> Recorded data
======

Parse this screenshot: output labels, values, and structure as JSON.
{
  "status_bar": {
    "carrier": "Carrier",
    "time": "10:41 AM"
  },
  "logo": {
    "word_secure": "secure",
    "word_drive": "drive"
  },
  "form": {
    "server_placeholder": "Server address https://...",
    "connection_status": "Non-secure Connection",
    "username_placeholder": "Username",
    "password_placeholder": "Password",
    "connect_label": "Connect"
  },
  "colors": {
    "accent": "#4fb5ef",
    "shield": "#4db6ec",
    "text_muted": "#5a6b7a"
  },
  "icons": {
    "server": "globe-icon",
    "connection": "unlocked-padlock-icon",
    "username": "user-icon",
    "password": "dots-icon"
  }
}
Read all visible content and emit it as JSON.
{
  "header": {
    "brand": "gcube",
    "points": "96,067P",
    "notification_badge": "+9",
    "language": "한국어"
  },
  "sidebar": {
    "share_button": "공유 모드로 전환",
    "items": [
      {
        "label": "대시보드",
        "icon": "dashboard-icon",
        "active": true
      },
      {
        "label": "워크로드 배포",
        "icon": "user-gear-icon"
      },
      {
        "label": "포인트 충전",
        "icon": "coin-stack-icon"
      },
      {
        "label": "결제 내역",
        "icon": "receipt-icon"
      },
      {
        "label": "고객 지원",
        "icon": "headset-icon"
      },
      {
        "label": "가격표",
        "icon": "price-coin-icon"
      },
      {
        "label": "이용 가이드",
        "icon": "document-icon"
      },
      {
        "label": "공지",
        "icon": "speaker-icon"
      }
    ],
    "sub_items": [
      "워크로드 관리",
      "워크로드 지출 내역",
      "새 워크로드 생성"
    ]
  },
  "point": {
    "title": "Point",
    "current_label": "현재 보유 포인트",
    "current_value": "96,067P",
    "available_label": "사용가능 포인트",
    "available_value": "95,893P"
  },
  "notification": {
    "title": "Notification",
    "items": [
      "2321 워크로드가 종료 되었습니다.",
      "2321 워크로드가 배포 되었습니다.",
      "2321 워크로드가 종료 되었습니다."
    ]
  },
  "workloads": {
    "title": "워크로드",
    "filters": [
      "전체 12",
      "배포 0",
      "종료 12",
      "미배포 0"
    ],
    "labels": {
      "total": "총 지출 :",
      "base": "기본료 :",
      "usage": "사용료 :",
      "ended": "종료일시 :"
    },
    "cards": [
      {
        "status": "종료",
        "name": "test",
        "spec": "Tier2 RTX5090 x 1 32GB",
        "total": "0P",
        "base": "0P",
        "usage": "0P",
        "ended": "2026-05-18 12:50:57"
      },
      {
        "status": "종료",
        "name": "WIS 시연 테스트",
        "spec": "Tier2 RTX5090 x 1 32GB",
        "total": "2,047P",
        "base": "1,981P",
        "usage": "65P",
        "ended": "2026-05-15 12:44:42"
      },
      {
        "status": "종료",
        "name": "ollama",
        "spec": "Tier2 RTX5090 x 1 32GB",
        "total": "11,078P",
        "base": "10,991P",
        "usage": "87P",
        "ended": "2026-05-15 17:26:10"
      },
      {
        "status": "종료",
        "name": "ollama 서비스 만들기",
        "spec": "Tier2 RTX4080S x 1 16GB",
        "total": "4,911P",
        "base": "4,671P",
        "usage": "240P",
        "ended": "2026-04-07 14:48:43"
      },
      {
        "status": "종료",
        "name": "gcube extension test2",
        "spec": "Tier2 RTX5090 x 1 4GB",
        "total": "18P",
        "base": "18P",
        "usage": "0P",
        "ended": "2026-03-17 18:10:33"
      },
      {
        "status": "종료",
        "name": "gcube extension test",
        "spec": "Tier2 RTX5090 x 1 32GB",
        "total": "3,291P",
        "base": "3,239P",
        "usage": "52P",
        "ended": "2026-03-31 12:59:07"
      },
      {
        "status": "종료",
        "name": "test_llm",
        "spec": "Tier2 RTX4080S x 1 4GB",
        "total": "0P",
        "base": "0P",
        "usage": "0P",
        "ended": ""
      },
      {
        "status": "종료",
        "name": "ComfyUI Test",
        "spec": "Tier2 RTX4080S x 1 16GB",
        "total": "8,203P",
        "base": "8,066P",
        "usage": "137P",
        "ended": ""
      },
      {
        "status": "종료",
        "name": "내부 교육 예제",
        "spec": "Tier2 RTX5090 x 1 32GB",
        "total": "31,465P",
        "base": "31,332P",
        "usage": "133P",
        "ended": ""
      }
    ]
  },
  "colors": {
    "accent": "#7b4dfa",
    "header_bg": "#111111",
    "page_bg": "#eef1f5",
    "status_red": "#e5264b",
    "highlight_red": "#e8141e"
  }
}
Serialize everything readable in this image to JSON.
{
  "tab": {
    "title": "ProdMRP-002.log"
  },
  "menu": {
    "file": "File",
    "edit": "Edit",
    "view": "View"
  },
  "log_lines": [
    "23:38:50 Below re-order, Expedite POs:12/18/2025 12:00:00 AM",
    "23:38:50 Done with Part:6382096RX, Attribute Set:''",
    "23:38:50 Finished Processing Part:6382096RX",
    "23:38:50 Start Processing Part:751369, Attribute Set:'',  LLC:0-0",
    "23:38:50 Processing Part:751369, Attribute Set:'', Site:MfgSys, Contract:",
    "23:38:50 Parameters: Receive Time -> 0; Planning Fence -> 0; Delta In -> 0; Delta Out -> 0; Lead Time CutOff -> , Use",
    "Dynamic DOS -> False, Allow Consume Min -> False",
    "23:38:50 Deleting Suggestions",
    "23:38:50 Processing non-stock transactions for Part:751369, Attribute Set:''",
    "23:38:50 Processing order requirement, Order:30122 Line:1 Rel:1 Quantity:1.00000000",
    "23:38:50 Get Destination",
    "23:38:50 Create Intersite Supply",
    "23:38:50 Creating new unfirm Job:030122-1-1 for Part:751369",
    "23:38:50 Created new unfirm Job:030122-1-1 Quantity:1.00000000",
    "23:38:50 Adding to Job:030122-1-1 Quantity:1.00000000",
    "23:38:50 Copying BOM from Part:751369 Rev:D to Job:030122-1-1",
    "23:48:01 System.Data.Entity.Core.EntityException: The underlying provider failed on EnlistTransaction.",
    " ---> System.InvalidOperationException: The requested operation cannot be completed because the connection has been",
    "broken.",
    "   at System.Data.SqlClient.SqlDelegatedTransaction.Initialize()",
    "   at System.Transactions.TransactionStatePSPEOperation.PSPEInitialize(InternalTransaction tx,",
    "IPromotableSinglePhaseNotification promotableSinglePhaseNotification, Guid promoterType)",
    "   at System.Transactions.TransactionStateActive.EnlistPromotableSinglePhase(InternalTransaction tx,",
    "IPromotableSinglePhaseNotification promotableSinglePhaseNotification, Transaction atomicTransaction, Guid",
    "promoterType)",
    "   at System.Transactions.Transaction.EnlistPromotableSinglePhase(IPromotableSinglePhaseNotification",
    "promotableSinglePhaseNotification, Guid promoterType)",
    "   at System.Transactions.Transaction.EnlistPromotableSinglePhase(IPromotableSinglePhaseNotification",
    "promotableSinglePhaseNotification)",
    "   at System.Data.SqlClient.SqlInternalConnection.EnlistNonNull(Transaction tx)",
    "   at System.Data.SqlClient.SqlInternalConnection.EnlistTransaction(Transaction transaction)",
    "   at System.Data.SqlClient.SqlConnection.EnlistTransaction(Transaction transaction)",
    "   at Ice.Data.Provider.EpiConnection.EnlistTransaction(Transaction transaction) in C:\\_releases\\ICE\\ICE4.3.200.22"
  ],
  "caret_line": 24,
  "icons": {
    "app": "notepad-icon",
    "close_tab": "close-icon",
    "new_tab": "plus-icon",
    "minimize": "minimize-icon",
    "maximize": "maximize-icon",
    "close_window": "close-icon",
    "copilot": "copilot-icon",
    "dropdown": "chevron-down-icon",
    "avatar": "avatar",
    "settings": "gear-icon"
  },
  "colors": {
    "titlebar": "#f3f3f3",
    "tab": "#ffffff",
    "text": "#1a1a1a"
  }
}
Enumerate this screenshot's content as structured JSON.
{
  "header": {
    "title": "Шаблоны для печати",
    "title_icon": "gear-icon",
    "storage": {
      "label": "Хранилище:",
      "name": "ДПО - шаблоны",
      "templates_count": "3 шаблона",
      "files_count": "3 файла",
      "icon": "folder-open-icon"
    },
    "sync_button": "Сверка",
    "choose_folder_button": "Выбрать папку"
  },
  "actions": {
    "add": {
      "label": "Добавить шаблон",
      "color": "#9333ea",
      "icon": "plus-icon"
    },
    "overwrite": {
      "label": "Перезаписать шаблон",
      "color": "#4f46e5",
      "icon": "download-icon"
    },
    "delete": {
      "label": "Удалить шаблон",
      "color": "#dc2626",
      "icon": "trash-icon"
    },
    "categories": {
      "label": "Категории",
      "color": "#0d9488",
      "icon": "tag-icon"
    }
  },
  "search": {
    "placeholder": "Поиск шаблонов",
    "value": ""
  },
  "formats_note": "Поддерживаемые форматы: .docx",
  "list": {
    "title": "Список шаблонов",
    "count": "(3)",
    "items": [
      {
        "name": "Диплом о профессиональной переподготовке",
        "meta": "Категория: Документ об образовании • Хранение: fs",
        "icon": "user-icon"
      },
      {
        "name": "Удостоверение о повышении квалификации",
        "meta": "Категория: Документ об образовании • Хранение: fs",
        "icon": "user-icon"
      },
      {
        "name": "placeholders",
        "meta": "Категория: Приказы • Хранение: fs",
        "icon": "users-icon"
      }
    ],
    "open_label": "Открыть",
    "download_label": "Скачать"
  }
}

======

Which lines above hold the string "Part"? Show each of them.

> REPLY
    "23:38:50 Done with Part:6382096RX, Attribute Set:''",
    "23:38:50 Finished Processing Part:6382096RX",
    "23:38:50 Start Processing Part:751369, Attribute Set:'',  LLC:0-0",
    "23:38:50 Processing Part:751369, Attribute Set:'', Site:MfgSys, Contract:",
    "23:38:50 Processing non-stock transactions for Part:751369, Attribute Set:''",
    "23:38:50 Creating new unfirm Job:030122-1-1 for Part:751369",
    "23:38:50 Copying BOM from Part:751369 Rev:D to Job:030122-1-1",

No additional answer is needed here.